Given data
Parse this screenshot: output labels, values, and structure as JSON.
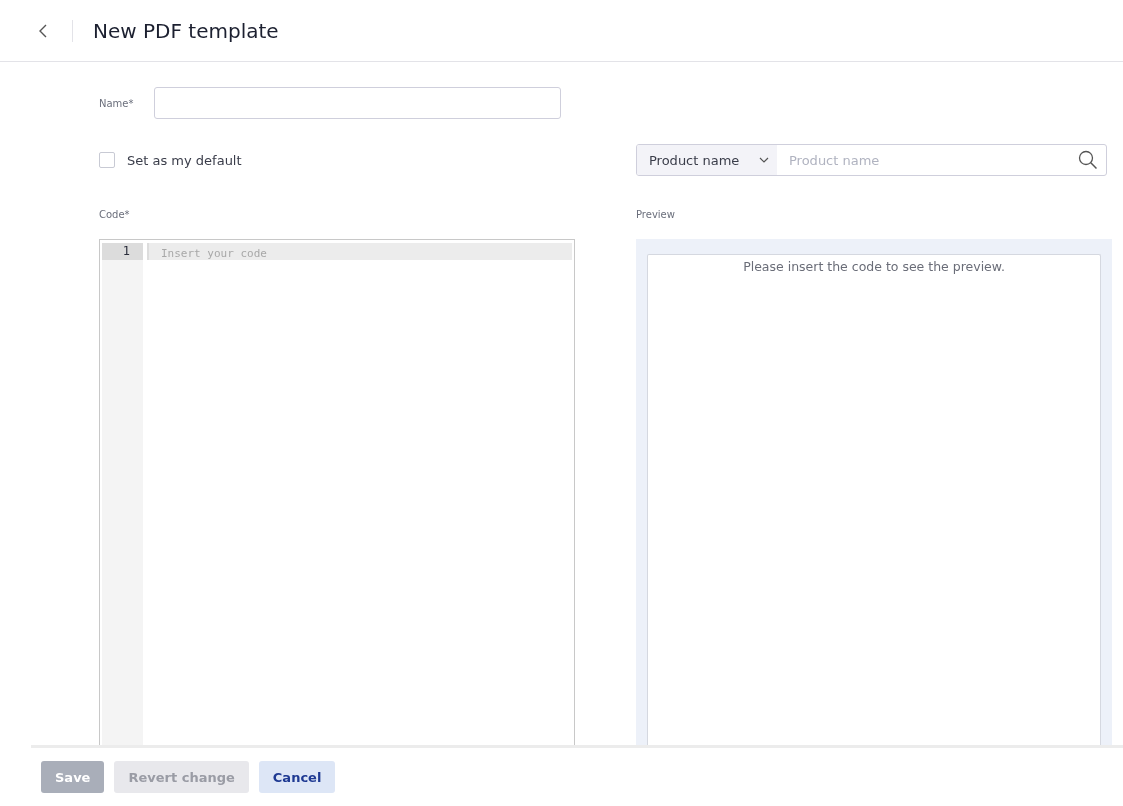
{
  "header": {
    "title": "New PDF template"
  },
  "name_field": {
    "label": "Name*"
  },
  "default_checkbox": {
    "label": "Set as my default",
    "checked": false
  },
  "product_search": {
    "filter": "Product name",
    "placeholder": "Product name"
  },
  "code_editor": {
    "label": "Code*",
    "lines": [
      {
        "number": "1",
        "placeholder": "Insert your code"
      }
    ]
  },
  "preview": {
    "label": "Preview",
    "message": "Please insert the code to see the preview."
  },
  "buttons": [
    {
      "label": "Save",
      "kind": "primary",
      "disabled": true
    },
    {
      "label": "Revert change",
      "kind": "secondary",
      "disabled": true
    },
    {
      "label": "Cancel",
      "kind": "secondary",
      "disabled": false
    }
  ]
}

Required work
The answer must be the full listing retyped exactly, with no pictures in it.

Answer to the problem
Parse this screenshot: output labels, values, and structure as JSON.
{
  "header": {
    "title": "New PDF template"
  },
  "name_field": {
    "label": "Name*"
  },
  "default_checkbox": {
    "label": "Set as my default",
    "checked": false
  },
  "product_search": {
    "filter": "Product name",
    "placeholder": "Product name"
  },
  "code_editor": {
    "label": "Code*",
    "lines": [
      {
        "number": "1",
        "placeholder": "Insert your code"
      }
    ]
  },
  "preview": {
    "label": "Preview",
    "message": "Please insert the code to see the preview."
  },
  "buttons": [
    {
      "label": "Save",
      "kind": "primary",
      "disabled": true
    },
    {
      "label": "Revert change",
      "kind": "secondary",
      "disabled": true
    },
    {
      "label": "Cancel",
      "kind": "secondary",
      "disabled": false
    }
  ]
}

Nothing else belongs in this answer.